between the UK and a strong, collaborative European Union, I would have to reevaluate the situation, and would consider switching my vote to “Yes” in the event of a
second Independence referendum.
But I would argue that it is imperative that we do not rush into another such
referendum. If the past two years have taught us anything, it is that yes/no votes of
constitutional importance come with massive emotional taxes on the nation, dividing
friends, neighbours and even families. We must be given time to heal before putting
the country through yet more turmoil and heartache.
Moreover, seeing now the consequences of a referendum in which neither side had a
clear plan of what would happen in the event of a “leave” vote, we can ill afford to
make the same mistake in the future. If a second yes/no Independence referendum is
to be called over the outcome of the recent EU referendum, then we must be clear—

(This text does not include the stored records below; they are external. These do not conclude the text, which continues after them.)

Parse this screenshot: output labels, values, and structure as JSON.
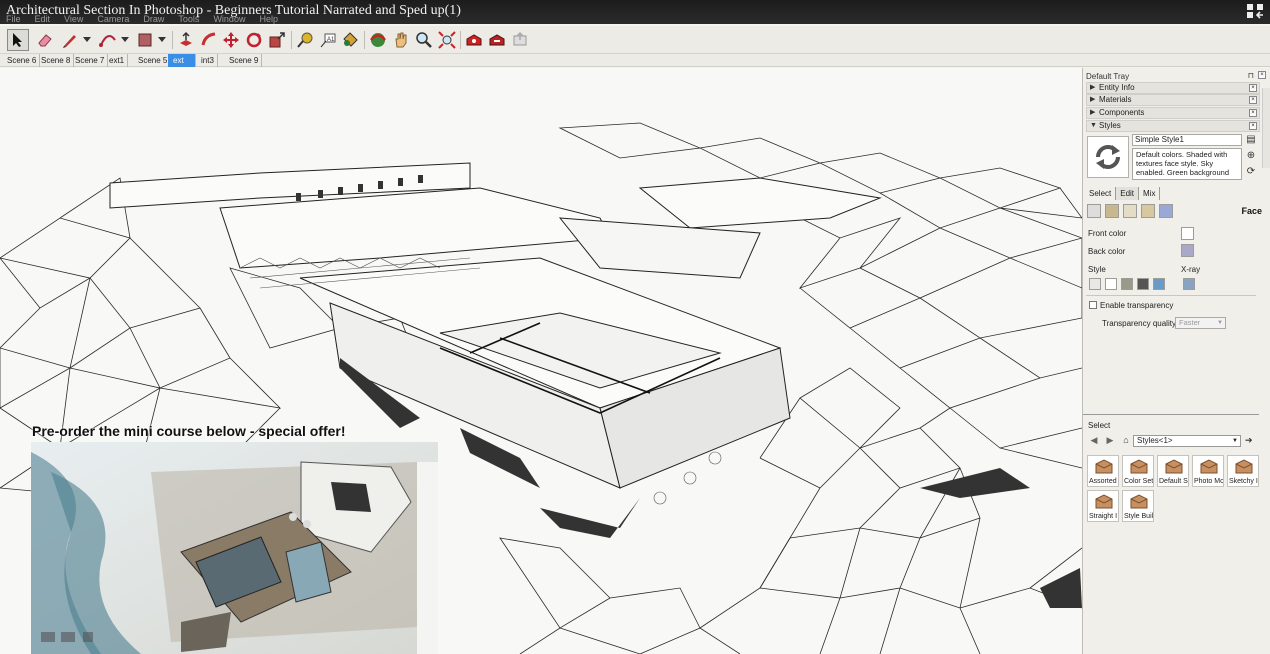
{
  "window": {
    "title": "Architectural Section In Photoshop - Beginners Tutorial Narrated and Sped up(1)"
  },
  "menu": [
    "File",
    "Edit",
    "View",
    "Camera",
    "Draw",
    "Tools",
    "Window",
    "Help"
  ],
  "toolbar": {
    "tools": [
      "select-icon",
      "eraser-icon",
      "pencil-icon",
      "arc-icon",
      "shape-icon",
      "push-pull-icon",
      "follow-me-icon",
      "move-icon",
      "rotate-icon",
      "scale-icon",
      "tape-measure-icon",
      "text-icon",
      "paint-bucket-icon",
      "orbit-icon",
      "pan-icon",
      "zoom-icon",
      "zoom-extents-icon",
      "warehouse-icon",
      "extension-icon",
      "share-model-icon"
    ]
  },
  "scenes": {
    "tabs": [
      "Scene 6",
      "Scene 8",
      "Scene 7",
      "ext1",
      "Scene 5",
      "ext",
      "int3",
      "Scene 9"
    ],
    "active": "ext"
  },
  "promo": {
    "text": "Pre-order the mini course below - special offer!"
  },
  "tray": {
    "title": "Default Tray",
    "sections": [
      {
        "label": "Entity Info",
        "expanded": false
      },
      {
        "label": "Materials",
        "expanded": false
      },
      {
        "label": "Components",
        "expanded": false
      },
      {
        "label": "Styles",
        "expanded": true
      }
    ],
    "styles": {
      "name": "Simple Style1",
      "description": "Default colors. Shaded with textures face style. Sky enabled. Green background",
      "tabs": [
        "Select",
        "Edit",
        "Mix"
      ],
      "active_tab": "Edit",
      "face_heading": "Face",
      "front_color_label": "Front color",
      "back_color_label": "Back color",
      "front_color": "#ffffff",
      "back_color": "#a9a8c8",
      "style_label": "Style",
      "xray_label": "X-ray",
      "enable_transparency": "Enable transparency",
      "transparency_quality_label": "Transparency quality:",
      "transparency_quality_value": "Faster"
    },
    "select": {
      "title": "Select",
      "library": "Styles<1>",
      "items": [
        "Assorted",
        "Color Set",
        "Default S",
        "Photo Mo",
        "Sketchy I",
        "Straight I",
        "Style Buil"
      ]
    }
  }
}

in advance—of what would happen given either outcome. In particular, I would call
on you, the SNP and the First Minister, to defer any such action until we have, as a
minimum, the following assurances:
1. That a firm commitment has been made for the UK to invoke Article 50 of the
Lisbon Treaty, along with an agreed timescale as to when it will be invoked;
2. That we have been given a definite pledge from the remaining member states that
an independent Scotland would be eligible to remain in, or rejoin, the European
The EU referendum result has been a “game-changer”; of that there can be no
doubt. However, given that our new Prime Minister has yet to give any firm plan for
when Article 50 might be invoked, I believe we must acknowledge that to rush into
another independence referendum would mean asking people to make an important
and lasting decision without any clear view of the consequences. Indeed, if a second
referendum is the intent, committing to a concrete set of pre-conditions such as the
above would have the additional benefit of reducing the uncertainty currently being
felt by Scottish families and businesses over when or if a second referendum might be